Table 1 shows the generalised table of results of a Bell experiment where A and B are Alice’s and Bob’s measurements which can take the values of +1 or -1. Alice sets her apparatus at a vector setting of **a** while Bob uses a vector setting of **b**. The difference in angles between **a **and **b** is θ.

** ****Table 1 Bell results for electrons with a – b = θ **

Results as proportions | B = 1 | B = -1 | Total |

A = 1 | {P++ = } 0.5*sin^{2} θ/2 |
0.5*cos^{2} θ/2 |
0.5 |

A = -1 | 0.5*cos^{2} θ/2 |
0.5*sin^{2} θ/2 |
0.5 |

Total | 0.5 | 0.5 | 1.0 |

It is easy to show that p++ = (1 + correlation coefficient)/4 and, conversely,

the correlation coefficient = 4 * p++ – 1

So, the correlation coefficient between A and B measurements = 4 * 0.5* sin^{2} θ/2 – 1

= 2* sin^{2} θ/2 – 1 = (sin^{2} θ/2 – 1) + sin^{2} θ/2 = sin^{2} θ/2 – cos^{2} θ/2 = – cos θ.

Malus’s Law shows that the intensity of the beam measured by Bob is cos^{2} (θ/2) for electrons where θ = angle a – b. This value is needed for the cell of Table 1 where A = +1 and B = -1. Alice’s measurements of A = +1 on her antiparticles form one quarter of the total measurements so she contributes 0.25*cos^{2} θ/2 to this cell of Table 2. Similarly Bob’s measurement of B = -1 on his antiparticles contributes another 0.25*cos^{2} θ/2 to this cell making a total of 0.5*cos^{2} θ/2 for the final cell value.
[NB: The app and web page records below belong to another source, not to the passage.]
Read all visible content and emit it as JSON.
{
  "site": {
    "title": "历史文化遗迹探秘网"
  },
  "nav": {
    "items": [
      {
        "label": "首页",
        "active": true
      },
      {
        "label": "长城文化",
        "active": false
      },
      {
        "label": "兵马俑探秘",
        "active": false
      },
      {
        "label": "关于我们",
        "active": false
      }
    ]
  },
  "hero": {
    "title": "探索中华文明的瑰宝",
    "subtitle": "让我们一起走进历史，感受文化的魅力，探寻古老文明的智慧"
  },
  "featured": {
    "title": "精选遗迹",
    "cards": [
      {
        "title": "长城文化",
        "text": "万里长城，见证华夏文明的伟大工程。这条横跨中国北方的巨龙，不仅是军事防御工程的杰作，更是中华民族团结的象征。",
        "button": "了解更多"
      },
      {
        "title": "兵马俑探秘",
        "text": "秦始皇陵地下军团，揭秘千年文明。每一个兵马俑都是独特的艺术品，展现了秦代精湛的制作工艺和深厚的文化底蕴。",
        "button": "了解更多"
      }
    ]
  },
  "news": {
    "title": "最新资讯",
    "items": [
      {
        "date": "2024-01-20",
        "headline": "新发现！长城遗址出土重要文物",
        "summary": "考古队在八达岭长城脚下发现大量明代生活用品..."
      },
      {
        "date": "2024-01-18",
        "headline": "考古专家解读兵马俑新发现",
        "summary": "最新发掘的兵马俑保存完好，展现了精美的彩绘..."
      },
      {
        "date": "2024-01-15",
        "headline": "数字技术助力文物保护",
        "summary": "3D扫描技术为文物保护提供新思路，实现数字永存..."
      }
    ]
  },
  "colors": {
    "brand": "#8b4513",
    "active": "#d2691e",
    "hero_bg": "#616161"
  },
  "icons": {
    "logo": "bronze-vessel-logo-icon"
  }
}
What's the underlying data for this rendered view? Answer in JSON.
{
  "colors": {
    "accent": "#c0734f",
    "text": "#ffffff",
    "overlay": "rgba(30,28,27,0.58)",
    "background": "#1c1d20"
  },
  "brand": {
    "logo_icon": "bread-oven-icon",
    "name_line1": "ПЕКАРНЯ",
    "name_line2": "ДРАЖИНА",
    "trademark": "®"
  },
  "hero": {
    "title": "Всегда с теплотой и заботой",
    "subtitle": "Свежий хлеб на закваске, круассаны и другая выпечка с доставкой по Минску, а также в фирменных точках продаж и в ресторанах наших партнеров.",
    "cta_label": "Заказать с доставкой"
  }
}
Table 1 only has one degree of freedom as the marginal values are fixed, so the other three cells of results are filled in automatically once one cell value is known.

**Photons versus electrons in Malus’s Law**

Malus’s Law for photons is:

Intensity of a beam passing through a filter at an angle θ to an incoming polarised beam = cos^{2} θ * original intensity of the beam.

Malus’s Law for electrons is:

Intensity of a beam passing through a filter at an angle θ to an incoming polarised beam = cos^{2} (θ/2) * original intensity of the beam.

3 September 2020